Try it:
Images are to be excluded from the copy, and the records below reproduced word for word.

BEGIN Extracted material

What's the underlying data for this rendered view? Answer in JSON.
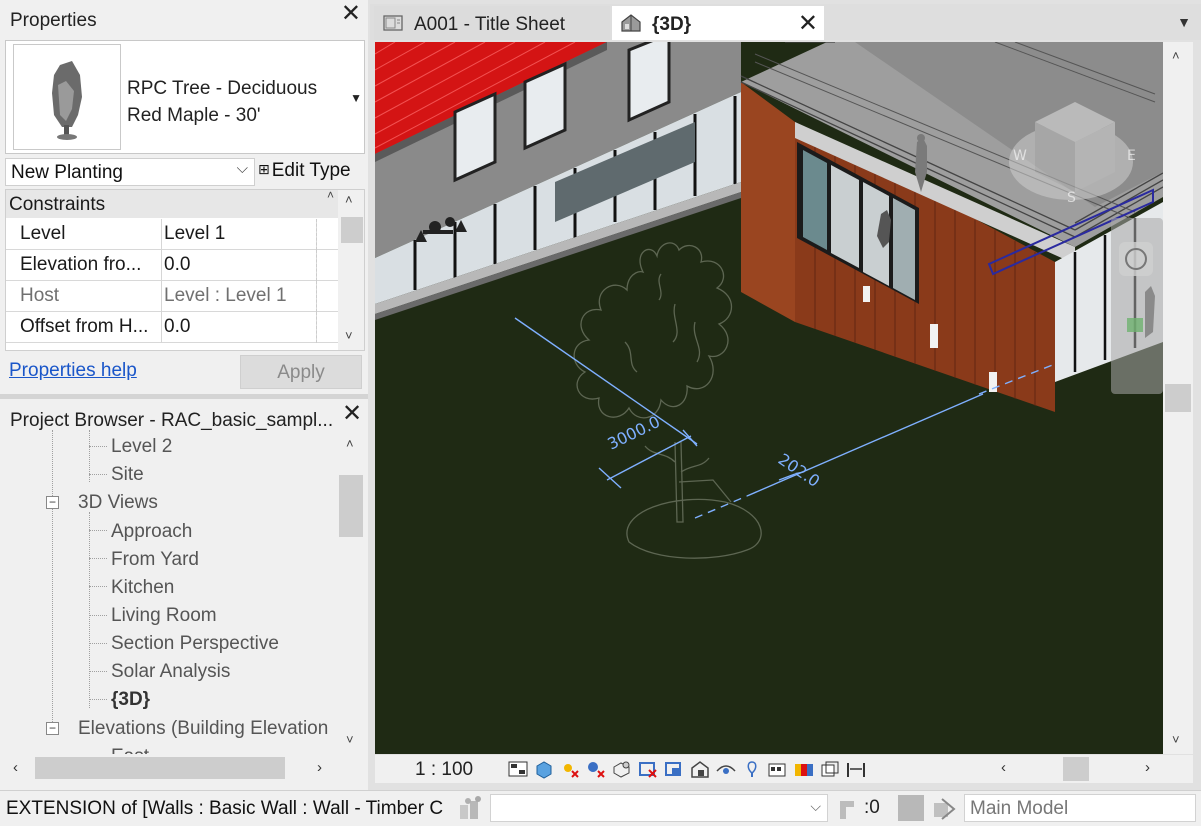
{
  "properties": {
    "title": "Properties",
    "close": "✕",
    "type_name_line1": "RPC Tree - Deciduous",
    "type_name_line2": "Red Maple - 30'",
    "instance_filter": "New Planting",
    "edit_type": "Edit Type",
    "group": "Constraints",
    "rows": [
      {
        "label": "Level",
        "value": "Level 1",
        "muted": false
      },
      {
        "label": "Elevation fro...",
        "value": "0.0",
        "muted": false
      },
      {
        "label": "Host",
        "value": "Level : Level 1",
        "muted": true
      },
      {
        "label": "Offset from H...",
        "value": "0.0",
        "muted": false
      }
    ],
    "help_link": "Properties help",
    "apply": "Apply"
  },
  "browser": {
    "title": "Project Browser - RAC_basic_sampl...",
    "close": "✕",
    "items": [
      {
        "label": "Level 2",
        "level": 2
      },
      {
        "label": "Site",
        "level": 2
      },
      {
        "label": "3D Views",
        "level": 1,
        "expander": "−"
      },
      {
        "label": "Approach",
        "level": 2
      },
      {
        "label": "From Yard",
        "level": 2
      },
      {
        "label": "Kitchen",
        "level": 2
      },
      {
        "label": "Living Room",
        "level": 2
      },
      {
        "label": "Section Perspective",
        "level": 2
      },
      {
        "label": "Solar Analysis",
        "level": 2
      },
      {
        "label": "{3D}",
        "level": 2,
        "bold": true
      },
      {
        "label": "Elevations (Building Elevation",
        "level": 1,
        "expander": "−"
      },
      {
        "label": "East",
        "level": 2
      }
    ]
  },
  "tabs": [
    {
      "label": "A001 - Title Sheet",
      "active": false
    },
    {
      "label": "{3D}",
      "active": true,
      "close": "✕"
    }
  ],
  "view": {
    "dim1": "3000.0",
    "dim2": "202.0",
    "scale": "1 : 100"
  },
  "status": {
    "text": "EXTENSION  of [Walls : Basic Wall : Wall - Timber C",
    "filter_count": ":0",
    "model": "Main Model"
  },
  "colors": {
    "ground": "#1f2a14",
    "roof": "#d41414",
    "timber": "#8a3a1a",
    "link": "#1a56c9",
    "dimension": "#7fb0ff"
  }
}
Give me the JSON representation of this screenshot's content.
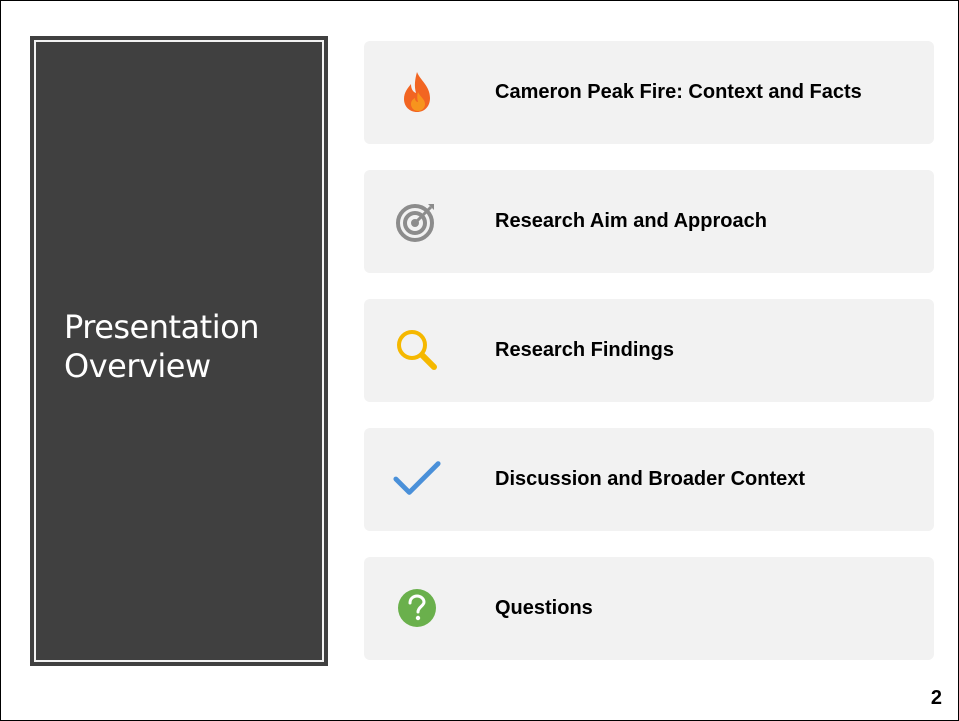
{
  "slide": {
    "title": "Presentation Overview",
    "page_number": "2"
  },
  "agenda": {
    "items": [
      {
        "label": "Cameron Peak Fire: Context and Facts",
        "icon": "fire-icon",
        "color": "#f26522"
      },
      {
        "label": "Research Aim and Approach",
        "icon": "target-icon",
        "color": "#8c8c8c"
      },
      {
        "label": "Research Findings",
        "icon": "magnifier-icon",
        "color": "#f5b800"
      },
      {
        "label": "Discussion and Broader Context",
        "icon": "checkmark-icon",
        "color": "#4a90d9"
      },
      {
        "label": "Questions",
        "icon": "question-mark-icon",
        "color": "#6ab04c"
      }
    ]
  },
  "colors": {
    "title_panel": "#404040",
    "item_background": "#f2f2f2"
  }
}
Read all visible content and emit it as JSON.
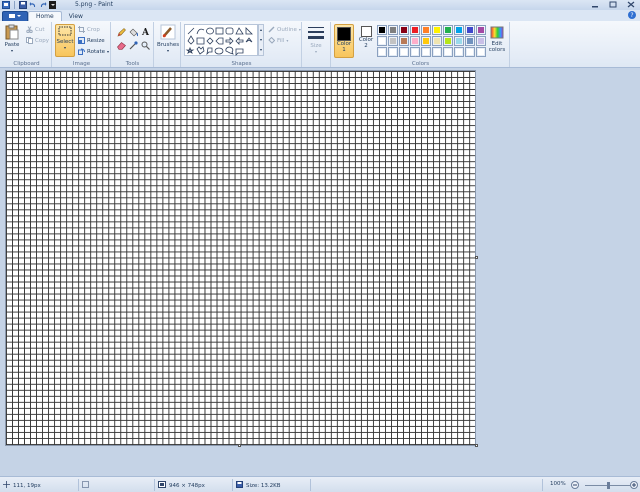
{
  "titlebar": {
    "title": "5.png - Paint",
    "icons": [
      "paint-app-icon",
      "save-icon",
      "undo-icon",
      "redo-icon",
      "customize-qat-icon"
    ],
    "controls": [
      "minimize",
      "maximize",
      "close"
    ]
  },
  "tabs": {
    "file_icon": "paint-menu-icon",
    "items": [
      {
        "label": "Home",
        "active": true
      },
      {
        "label": "View",
        "active": false
      }
    ],
    "help_icon": "?"
  },
  "ribbon": {
    "clipboard": {
      "label": "Clipboard",
      "paste": "Paste",
      "cut": "Cut",
      "copy": "Copy"
    },
    "image": {
      "label": "Image",
      "select": "Select",
      "crop": "Crop",
      "resize": "Resize",
      "rotate": "Rotate"
    },
    "tools": {
      "label": "Tools",
      "items": [
        "pencil-icon",
        "fill-icon",
        "text-icon",
        "eraser-icon",
        "color-picker-icon",
        "magnifier-icon"
      ]
    },
    "brushes": {
      "label": "Brushes"
    },
    "shapes": {
      "label": "Shapes",
      "outline": "Outline",
      "fill": "Fill"
    },
    "size": {
      "label": "Size"
    },
    "colors": {
      "label": "Colors",
      "color1": "Color\n1",
      "color1_a": "Color",
      "color1_b": "1",
      "color2_a": "Color",
      "color2_b": "2",
      "edit_a": "Edit",
      "edit_b": "colors",
      "color1_value": "#000000",
      "color2_value": "#ffffff",
      "palette_row1": [
        "#000000",
        "#7f7f7f",
        "#880015",
        "#ed1c24",
        "#ff7f27",
        "#fff200",
        "#22b14c",
        "#00a2e8",
        "#3f48cc",
        "#a349a4"
      ],
      "palette_row2": [
        "#ffffff",
        "#c3c3c3",
        "#b97a57",
        "#ffaec9",
        "#ffc90e",
        "#efe4b0",
        "#b5e61d",
        "#99d9ea",
        "#7092be",
        "#c8bfe7"
      ],
      "palette_row3": [
        "#ffffff",
        "#ffffff",
        "#ffffff",
        "#ffffff",
        "#ffffff",
        "#ffffff",
        "#ffffff",
        "#ffffff",
        "#ffffff",
        "#ffffff"
      ]
    }
  },
  "status": {
    "cursor_pos": "111, 19px",
    "selection_size": "",
    "image_size": "946 × 748px",
    "file_size": "Size: 13.2KB",
    "zoom": "100%",
    "zoom_level": 1.0
  }
}
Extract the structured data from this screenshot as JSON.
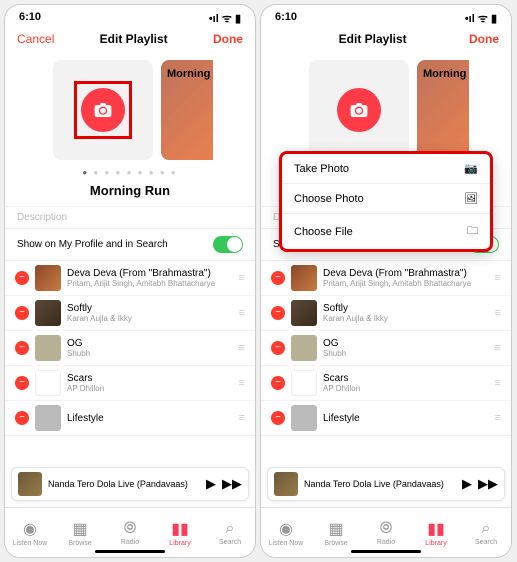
{
  "status": {
    "time": "6:10",
    "icons": "•ıl ᯤ ▮"
  },
  "nav": {
    "cancel": "Cancel",
    "title": "Edit Playlist",
    "done": "Done"
  },
  "card2_text": "Morning",
  "playlist_title": "Morning Run",
  "description_placeholder": "Description",
  "profile_toggle": "Show on My Profile and in Search",
  "songs": [
    {
      "title": "Deva Deva (From \"Brahmastra\")",
      "artist": "Pritam, Arijit Singh, Amitabh Bhattacharya"
    },
    {
      "title": "Softly",
      "artist": "Karan Aujla & Ikky"
    },
    {
      "title": "OG",
      "artist": "Shubh"
    },
    {
      "title": "Scars",
      "artist": "AP Dhillon"
    },
    {
      "title": "Lifestyle",
      "artist": ""
    }
  ],
  "now_playing": {
    "title": "Nanda Tero Dola Live (Pandavaas)"
  },
  "tabs": [
    {
      "label": "Listen Now"
    },
    {
      "label": "Browse"
    },
    {
      "label": "Radio"
    },
    {
      "label": "Library"
    },
    {
      "label": "Search"
    }
  ],
  "menu": [
    {
      "label": "Take Photo",
      "icon": "camera"
    },
    {
      "label": "Choose Photo",
      "icon": "photo"
    },
    {
      "label": "Choose File",
      "icon": "file"
    }
  ]
}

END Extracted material

Solution to the exercise:
What's the underlying data for this rendered view? Answer in JSON.
{
  "properties": {
    "title": "Properties",
    "close": "✕",
    "type_name_line1": "RPC Tree - Deciduous",
    "type_name_line2": "Red Maple - 30'",
    "instance_filter": "New Planting",
    "edit_type": "Edit Type",
    "group": "Constraints",
    "rows": [
      {
        "label": "Level",
        "value": "Level 1",
        "muted": false
      },
      {
        "label": "Elevation fro...",
        "value": "0.0",
        "muted": false
      },
      {
        "label": "Host",
        "value": "Level : Level 1",
        "muted": true
      },
      {
        "label": "Offset from H...",
        "value": "0.0",
        "muted": false
      }
    ],
    "help_link": "Properties help",
    "apply": "Apply"
  },
  "browser": {
    "title": "Project Browser - RAC_basic_sampl...",
    "close": "✕",
    "items": [
      {
        "label": "Level 2",
        "level": 2
      },
      {
        "label": "Site",
        "level": 2
      },
      {
        "label": "3D Views",
        "level": 1,
        "expander": "−"
      },
      {
        "label": "Approach",
        "level": 2
      },
      {
        "label": "From Yard",
        "level": 2
      },
      {
        "label": "Kitchen",
        "level": 2
      },
      {
        "label": "Living Room",
        "level": 2
      },
      {
        "label": "Section Perspective",
        "level": 2
      },
      {
        "label": "Solar Analysis",
        "level": 2
      },
      {
        "label": "{3D}",
        "level": 2,
        "bold": true
      },
      {
        "label": "Elevations (Building Elevation",
        "level": 1,
        "expander": "−"
      },
      {
        "label": "East",
        "level": 2
      }
    ]
  },
  "tabs": [
    {
      "label": "A001 - Title Sheet",
      "active": false
    },
    {
      "label": "{3D}",
      "active": true,
      "close": "✕"
    }
  ],
  "view": {
    "dim1": "3000.0",
    "dim2": "202.0",
    "scale": "1 : 100"
  },
  "status": {
    "text": "EXTENSION  of [Walls : Basic Wall : Wall - Timber C",
    "filter_count": ":0",
    "model": "Main Model"
  },
  "colors": {
    "ground": "#1f2a14",
    "roof": "#d41414",
    "timber": "#8a3a1a",
    "link": "#1a56c9",
    "dimension": "#7fb0ff"
  }
}
Give me the JSON representation of this screenshot's content.
{
  "slide": {
    "title": "Presentation Overview",
    "page_number": "2"
  },
  "agenda": {
    "items": [
      {
        "label": "Cameron Peak Fire: Context and Facts",
        "icon": "fire-icon",
        "color": "#f26522"
      },
      {
        "label": "Research Aim and Approach",
        "icon": "target-icon",
        "color": "#8c8c8c"
      },
      {
        "label": "Research Findings",
        "icon": "magnifier-icon",
        "color": "#f5b800"
      },
      {
        "label": "Discussion and Broader Context",
        "icon": "checkmark-icon",
        "color": "#4a90d9"
      },
      {
        "label": "Questions",
        "icon": "question-mark-icon",
        "color": "#6ab04c"
      }
    ]
  },
  "colors": {
    "title_panel": "#404040",
    "item_background": "#f2f2f2"
  }
}
Read all visible content and emit it as JSON.
{
  "titlebar": {
    "title": "5.png - Paint",
    "icons": [
      "paint-app-icon",
      "save-icon",
      "undo-icon",
      "redo-icon",
      "customize-qat-icon"
    ],
    "controls": [
      "minimize",
      "maximize",
      "close"
    ]
  },
  "tabs": {
    "file_icon": "paint-menu-icon",
    "items": [
      {
        "label": "Home",
        "active": true
      },
      {
        "label": "View",
        "active": false
      }
    ],
    "help_icon": "?"
  },
  "ribbon": {
    "clipboard": {
      "label": "Clipboard",
      "paste": "Paste",
      "cut": "Cut",
      "copy": "Copy"
    },
    "image": {
      "label": "Image",
      "select": "Select",
      "crop": "Crop",
      "resize": "Resize",
      "rotate": "Rotate"
    },
    "tools": {
      "label": "Tools",
      "items": [
        "pencil-icon",
        "fill-icon",
        "text-icon",
        "eraser-icon",
        "color-picker-icon",
        "magnifier-icon"
      ]
    },
    "brushes": {
      "label": "Brushes"
    },
    "shapes": {
      "label": "Shapes",
      "outline": "Outline",
      "fill": "Fill"
    },
    "size": {
      "label": "Size"
    },
    "colors": {
      "label": "Colors",
      "color1": "Color\n1",
      "color1_a": "Color",
      "color1_b": "1",
      "color2_a": "Color",
      "color2_b": "2",
      "edit_a": "Edit",
      "edit_b": "colors",
      "color1_value": "#000000",
      "color2_value": "#ffffff",
      "palette_row1": [
        "#000000",
        "#7f7f7f",
        "#880015",
        "#ed1c24",
        "#ff7f27",
        "#fff200",
        "#22b14c",
        "#00a2e8",
        "#3f48cc",
        "#a349a4"
      ],
      "palette_row2": [
        "#ffffff",
        "#c3c3c3",
        "#b97a57",
        "#ffaec9",
        "#ffc90e",
        "#efe4b0",
        "#b5e61d",
        "#99d9ea",
        "#7092be",
        "#c8bfe7"
      ],
      "palette_row3": [
        "#ffffff",
        "#ffffff",
        "#ffffff",
        "#ffffff",
        "#ffffff",
        "#ffffff",
        "#ffffff",
        "#ffffff",
        "#ffffff",
        "#ffffff"
      ]
    }
  },
  "status": {
    "cursor_pos": "111, 19px",
    "selection_size": "",
    "image_size": "946 × 748px",
    "file_size": "Size: 13.2KB",
    "zoom": "100%",
    "zoom_level": 1.0
  }
}
Extract the structured data from this screenshot as JSON.
{
  "status": {
    "time": "6:10",
    "icons": "•ıl ᯤ ▮"
  },
  "nav": {
    "cancel": "Cancel",
    "title": "Edit Playlist",
    "done": "Done"
  },
  "card2_text": "Morning",
  "playlist_title": "Morning Run",
  "description_placeholder": "Description",
  "profile_toggle": "Show on My Profile and in Search",
  "songs": [
    {
      "title": "Deva Deva (From \"Brahmastra\")",
      "artist": "Pritam, Arijit Singh, Amitabh Bhattacharya"
    },
    {
      "title": "Softly",
      "artist": "Karan Aujla & Ikky"
    },
    {
      "title": "OG",
      "artist": "Shubh"
    },
    {
      "title": "Scars",
      "artist": "AP Dhillon"
    },
    {
      "title": "Lifestyle",
      "artist": ""
    }
  ],
  "now_playing": {
    "title": "Nanda Tero Dola Live (Pandavaas)"
  },
  "tabs": [
    {
      "label": "Listen Now"
    },
    {
      "label": "Browse"
    },
    {
      "label": "Radio"
    },
    {
      "label": "Library"
    },
    {
      "label": "Search"
    }
  ],
  "menu": [
    {
      "label": "Take Photo",
      "icon": "camera"
    },
    {
      "label": "Choose Photo",
      "icon": "photo"
    },
    {
      "label": "Choose File",
      "icon": "file"
    }
  ]
}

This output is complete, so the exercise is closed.